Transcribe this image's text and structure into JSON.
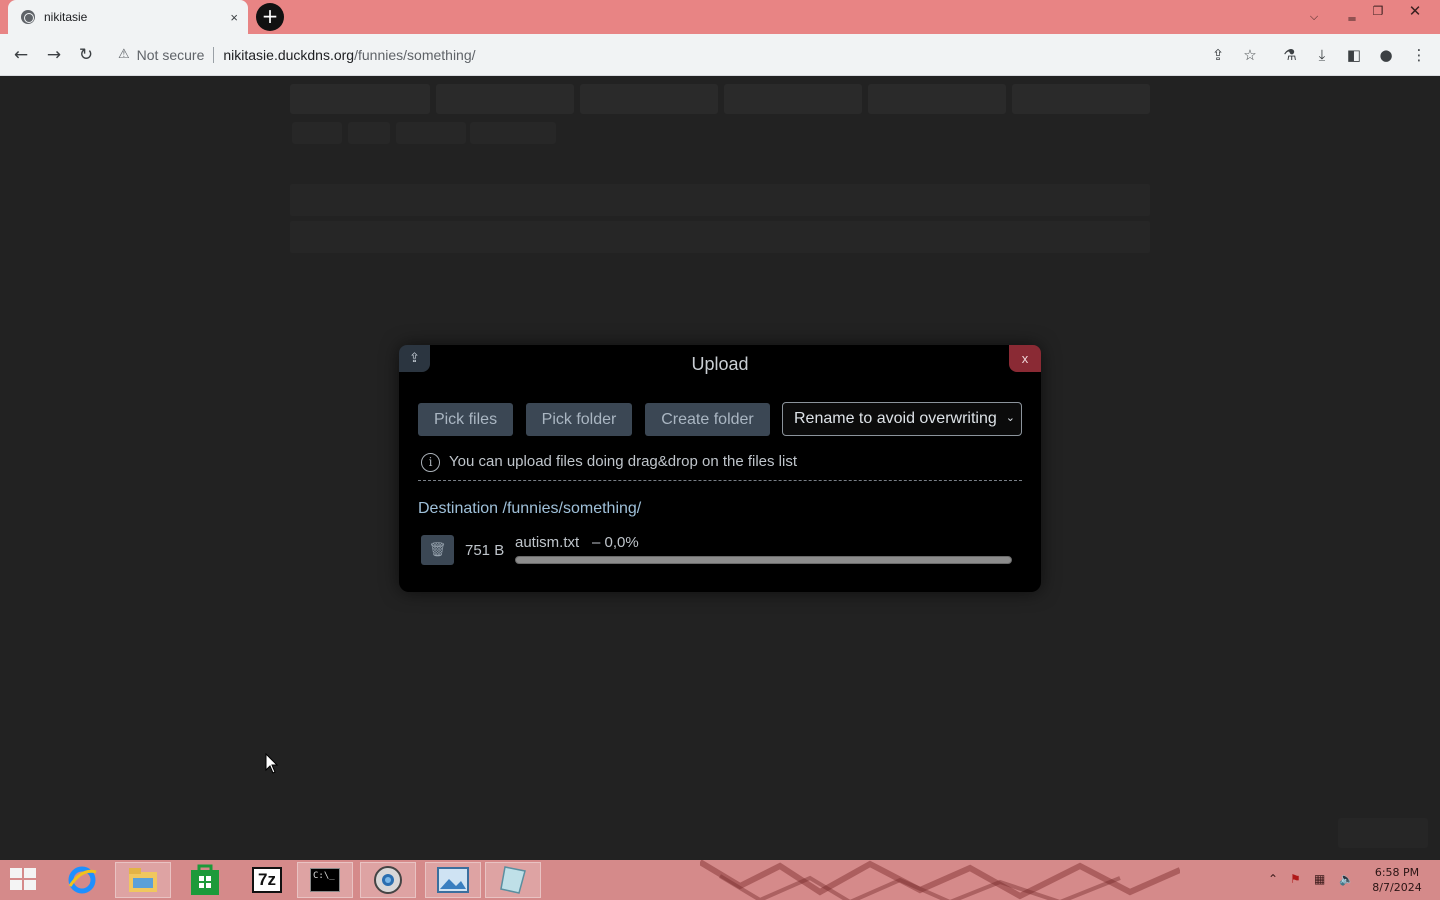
{
  "browser": {
    "tab_title": "nikitasie",
    "tab_close": "×",
    "new_tab": "+",
    "address": {
      "security_label": "Not secure",
      "host": "nikitasie.duckdns.org",
      "path": "/funnies/something/"
    }
  },
  "upload_dialog": {
    "title": "Upload",
    "close_label": "x",
    "pick_files_label": "Pick files",
    "pick_folder_label": "Pick folder",
    "create_folder_label": "Create folder",
    "conflict_option": "Rename to avoid overwriting",
    "info_text": "You can upload files doing drag&drop on the files list",
    "destination": "Destination /funnies/something/",
    "files": [
      {
        "size": "751 B",
        "name": "autism.txt",
        "progress_text": "– 0,0%",
        "progress": 0.0
      }
    ]
  },
  "taskbar": {
    "clock_time": "6:58 PM",
    "clock_date": "8/7/2024",
    "sevenzip_label": "7z"
  },
  "colors": {
    "tabstrip": "#e88484",
    "modal_close": "#8a2a34",
    "button": "#3b4754",
    "destination_text": "#9fc0d9",
    "taskbar": "#d58a8a"
  },
  "icons": [
    "globe-icon",
    "back-arrow-icon",
    "forward-arrow-icon",
    "reload-icon",
    "warning-icon",
    "share-icon",
    "star-icon",
    "flask-icon",
    "download-icon",
    "sidebar-icon",
    "profile-icon",
    "menu-dots-icon",
    "upload-icon",
    "info-icon",
    "trash-icon",
    "windows-start-icon",
    "internet-explorer-icon",
    "file-explorer-icon",
    "store-icon",
    "7zip-icon",
    "terminal-icon",
    "browser-icon",
    "photos-icon",
    "notepad-icon"
  ]
}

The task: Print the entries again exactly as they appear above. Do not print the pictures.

Answer to this exercise:
Transcribe this image's text and structure into JSON.
{
  "browser": {
    "tab_title": "nikitasie",
    "tab_close": "×",
    "new_tab": "+",
    "address": {
      "security_label": "Not secure",
      "host": "nikitasie.duckdns.org",
      "path": "/funnies/something/"
    }
  },
  "upload_dialog": {
    "title": "Upload",
    "close_label": "x",
    "pick_files_label": "Pick files",
    "pick_folder_label": "Pick folder",
    "create_folder_label": "Create folder",
    "conflict_option": "Rename to avoid overwriting",
    "info_text": "You can upload files doing drag&drop on the files list",
    "destination": "Destination /funnies/something/",
    "files": [
      {
        "size": "751 B",
        "name": "autism.txt",
        "progress_text": "– 0,0%",
        "progress": 0.0
      }
    ]
  },
  "taskbar": {
    "clock_time": "6:58 PM",
    "clock_date": "8/7/2024",
    "sevenzip_label": "7z"
  },
  "colors": {
    "tabstrip": "#e88484",
    "modal_close": "#8a2a34",
    "button": "#3b4754",
    "destination_text": "#9fc0d9",
    "taskbar": "#d58a8a"
  },
  "icons": [
    "globe-icon",
    "back-arrow-icon",
    "forward-arrow-icon",
    "reload-icon",
    "warning-icon",
    "share-icon",
    "star-icon",
    "flask-icon",
    "download-icon",
    "sidebar-icon",
    "profile-icon",
    "menu-dots-icon",
    "upload-icon",
    "info-icon",
    "trash-icon",
    "windows-start-icon",
    "internet-explorer-icon",
    "file-explorer-icon",
    "store-icon",
    "7zip-icon",
    "terminal-icon",
    "browser-icon",
    "photos-icon",
    "notepad-icon"
  ]
}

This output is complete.